*TASK STATEMENT*
Below are records. Copy every line with "false" in it.

(App and web page records)
──────────

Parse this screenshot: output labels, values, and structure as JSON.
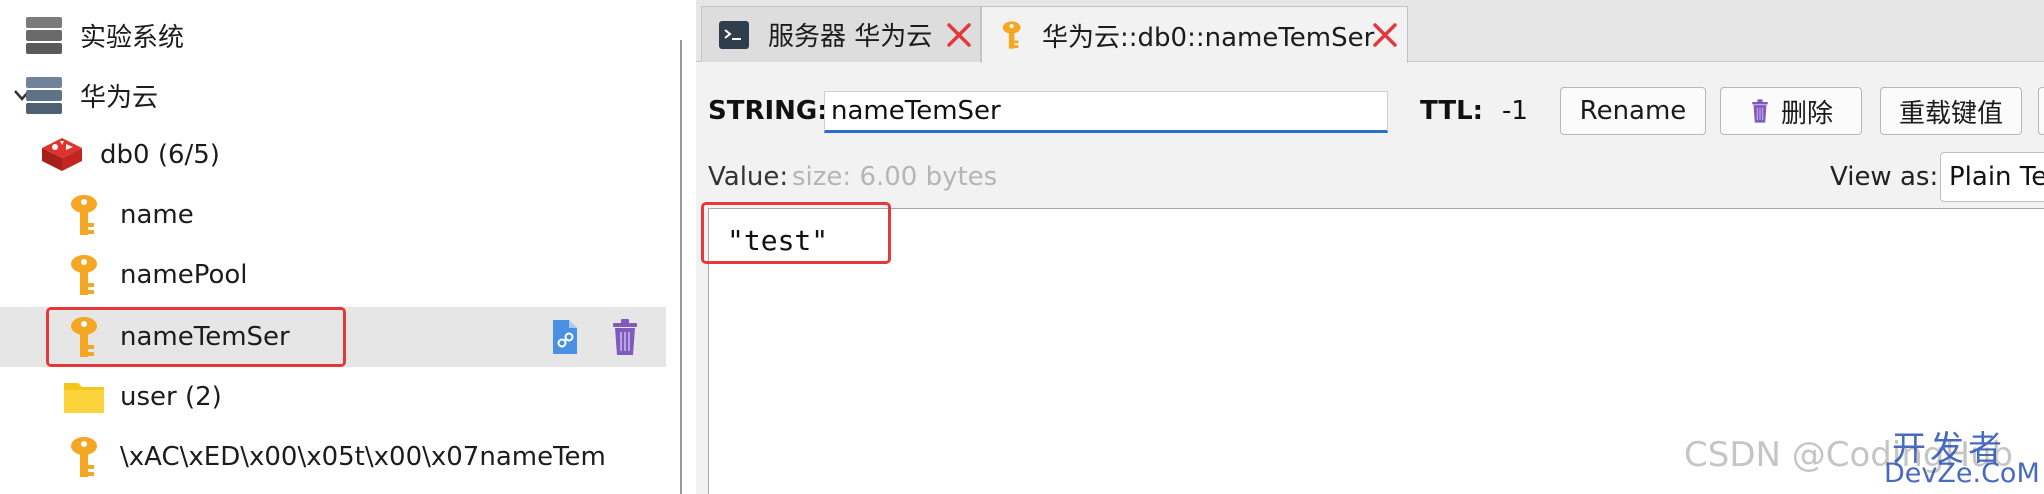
{
  "tree": {
    "items": [
      {
        "label": "实验系统",
        "icon": "server-icon",
        "expanded": false
      },
      {
        "label": "华为云",
        "icon": "server-icon",
        "expanded": true
      },
      {
        "label": "db0  (6/5)",
        "icon": "redis-db-icon"
      },
      {
        "label": "name",
        "icon": "key-icon"
      },
      {
        "label": "namePool",
        "icon": "key-icon"
      },
      {
        "label": "nameTemSer",
        "icon": "key-icon",
        "selected": true
      },
      {
        "label": "user (2)",
        "icon": "folder-icon"
      },
      {
        "label": "\\xAC\\xED\\x00\\x05t\\x00\\x07nameTem",
        "icon": "key-icon"
      }
    ]
  },
  "tabs": [
    {
      "label": "服务器 华为云",
      "icon": "console-icon",
      "active": false
    },
    {
      "label": "华为云::db0::nameTemSer",
      "icon": "key-icon",
      "active": true
    }
  ],
  "toolbar": {
    "type_label": "STRING:",
    "key_name": "nameTemSer",
    "ttl_label": "TTL:",
    "ttl_value": "-1",
    "rename_label": "Rename",
    "delete_label": "删除",
    "reload_label": "重载键值"
  },
  "value": {
    "label": "Value:",
    "size_hint": "size: 6.00 bytes",
    "view_as_label": "View as:",
    "view_as_selected": "Plain Text",
    "content": "\"test\""
  },
  "watermark": {
    "csdn": "CSDN @CodingHub",
    "site_cn": "开发者",
    "site_en": "DevZe.CoM"
  },
  "colors": {
    "highlight_red": "#e4393c",
    "key_orange": "#f5a623",
    "input_focus_blue": "#2a6fd0",
    "trash_purple": "#7e5bbd"
  }
}
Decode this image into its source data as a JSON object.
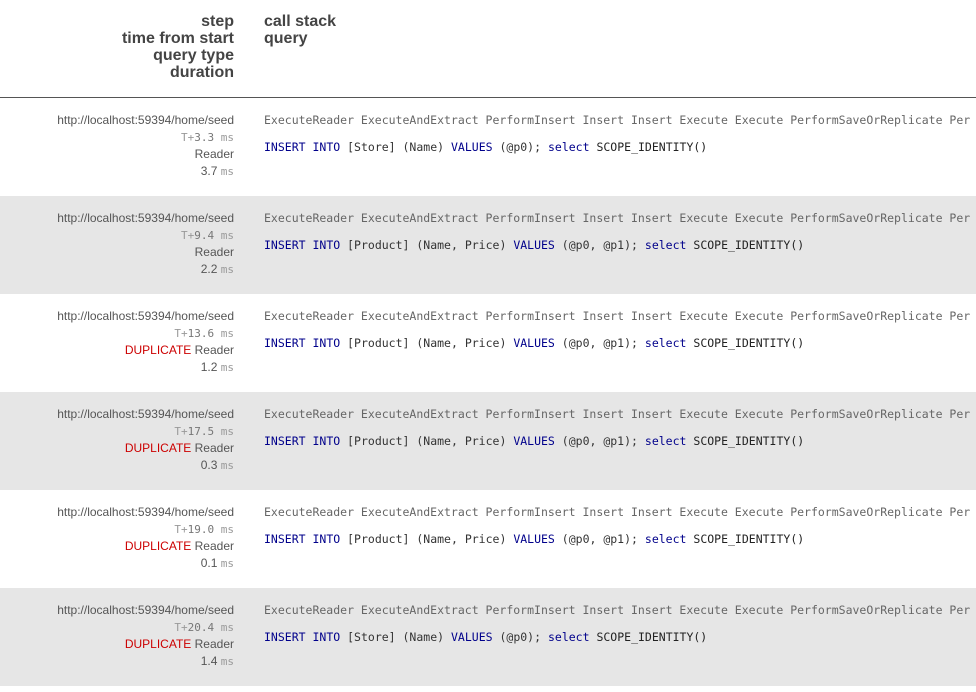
{
  "header": {
    "left": [
      "step",
      "time from start",
      "query type",
      "duration"
    ],
    "right": [
      "call stack",
      "query"
    ]
  },
  "colors": {
    "duplicate": "#cc0000",
    "keyword": "#00008b",
    "alt_row": "#e6e6e6"
  },
  "stack_text": "ExecuteReader ExecuteAndExtract PerformInsert Insert Insert Execute Execute PerformSaveOrReplicate Per",
  "rows": [
    {
      "url": "http://localhost:59394/home/seed",
      "t_prefix": "T+",
      "t": "3.3",
      "t_unit": "ms",
      "duplicate": "",
      "type": "Reader",
      "duration": "3.7",
      "d_unit": "ms",
      "q": [
        "INSERT",
        "INTO",
        "[Store] (Name)",
        "VALUES",
        "(@p0);",
        "select",
        "SCOPE_IDENTITY()"
      ]
    },
    {
      "url": "http://localhost:59394/home/seed",
      "t_prefix": "T+",
      "t": "9.4",
      "t_unit": "ms",
      "duplicate": "",
      "type": "Reader",
      "duration": "2.2",
      "d_unit": "ms",
      "q": [
        "INSERT",
        "INTO",
        "[Product] (Name, Price)",
        "VALUES",
        "(@p0, @p1);",
        "select",
        "SCOPE_IDENTITY()"
      ]
    },
    {
      "url": "http://localhost:59394/home/seed",
      "t_prefix": "T+",
      "t": "13.6",
      "t_unit": "ms",
      "duplicate": "DUPLICATE",
      "type": "Reader",
      "duration": "1.2",
      "d_unit": "ms",
      "q": [
        "INSERT",
        "INTO",
        "[Product] (Name, Price)",
        "VALUES",
        "(@p0, @p1);",
        "select",
        "SCOPE_IDENTITY()"
      ]
    },
    {
      "url": "http://localhost:59394/home/seed",
      "t_prefix": "T+",
      "t": "17.5",
      "t_unit": "ms",
      "duplicate": "DUPLICATE",
      "type": "Reader",
      "duration": "0.3",
      "d_unit": "ms",
      "q": [
        "INSERT",
        "INTO",
        "[Product] (Name, Price)",
        "VALUES",
        "(@p0, @p1);",
        "select",
        "SCOPE_IDENTITY()"
      ]
    },
    {
      "url": "http://localhost:59394/home/seed",
      "t_prefix": "T+",
      "t": "19.0",
      "t_unit": "ms",
      "duplicate": "DUPLICATE",
      "type": "Reader",
      "duration": "0.1",
      "d_unit": "ms",
      "q": [
        "INSERT",
        "INTO",
        "[Product] (Name, Price)",
        "VALUES",
        "(@p0, @p1);",
        "select",
        "SCOPE_IDENTITY()"
      ]
    },
    {
      "url": "http://localhost:59394/home/seed",
      "t_prefix": "T+",
      "t": "20.4",
      "t_unit": "ms",
      "duplicate": "DUPLICATE",
      "type": "Reader",
      "duration": "1.4",
      "d_unit": "ms",
      "q": [
        "INSERT",
        "INTO",
        "[Store] (Name)",
        "VALUES",
        "(@p0);",
        "select",
        "SCOPE_IDENTITY()"
      ]
    }
  ]
}
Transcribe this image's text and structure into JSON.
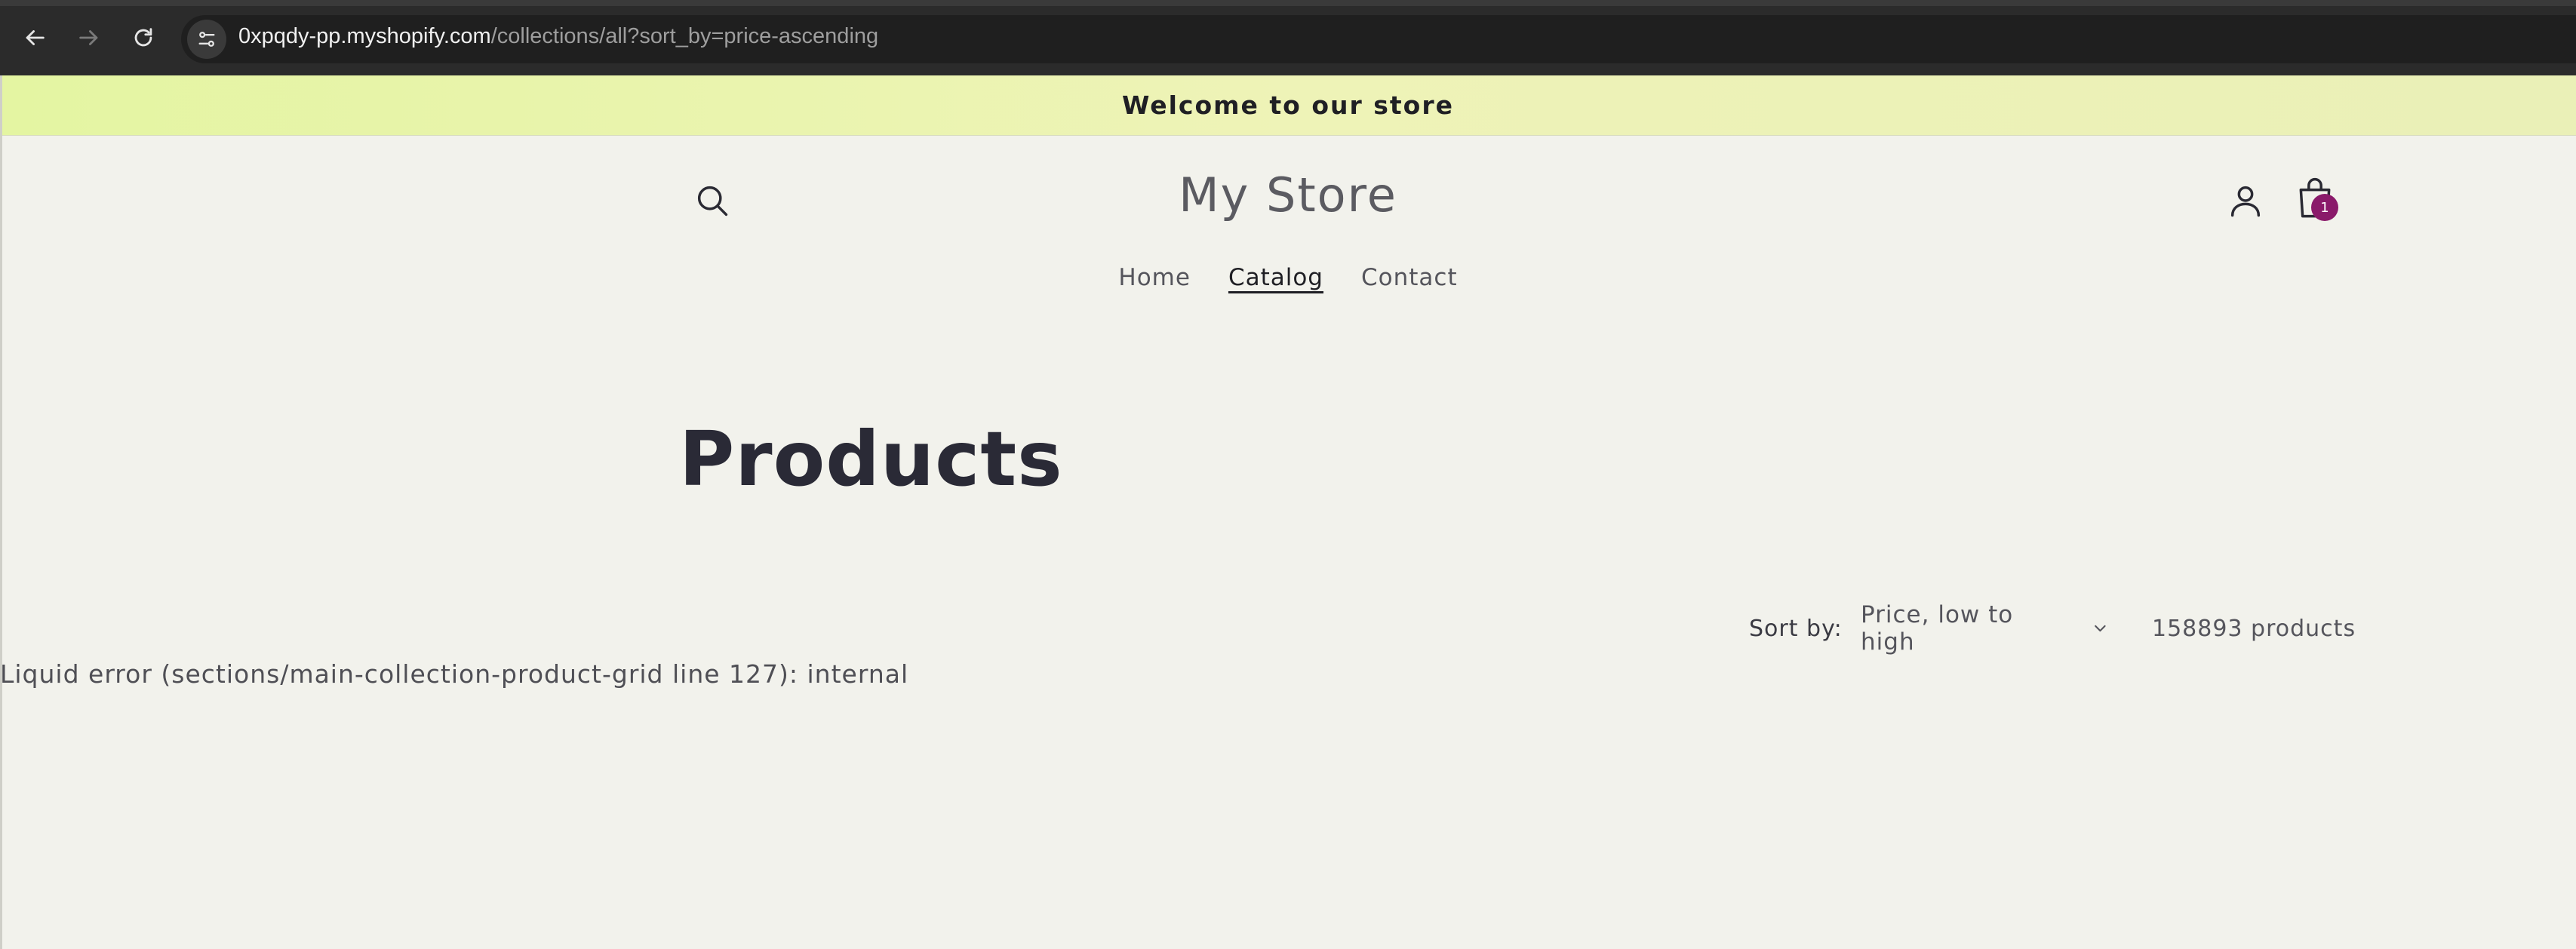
{
  "browser": {
    "url_host": "0xpqdy-pp.myshopify.com",
    "url_path": "/collections/all?sort_by=price-ascending",
    "icons": {
      "back": "arrow-left-icon",
      "forward": "arrow-right-icon",
      "reload": "reload-icon",
      "site_info": "tune-icon"
    }
  },
  "announcement": {
    "text": "Welcome to our store"
  },
  "header": {
    "store_name": "My Store",
    "cart_count": "1",
    "icons": {
      "search": "search-icon",
      "account": "account-icon",
      "cart": "shopping-bag-icon"
    }
  },
  "nav": {
    "items": [
      {
        "label": "Home",
        "active": false
      },
      {
        "label": "Catalog",
        "active": true
      },
      {
        "label": "Contact",
        "active": false
      }
    ]
  },
  "collection": {
    "title": "Products",
    "sort_label": "Sort by:",
    "sort_value": "Price, low to high",
    "product_count": "158893 products",
    "error_message": "Liquid error (sections/main-collection-product-grid line 127): internal"
  },
  "colors": {
    "page_bg": "#f2f2ec",
    "announcement_bg": "#e8f4b0",
    "cart_badge": "#8a1a6a",
    "browser_bar": "#2b2b2b"
  }
}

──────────

*EXERCISE ANSWER*
        "expanded": false
      "active": false
        "active": false
        "active": false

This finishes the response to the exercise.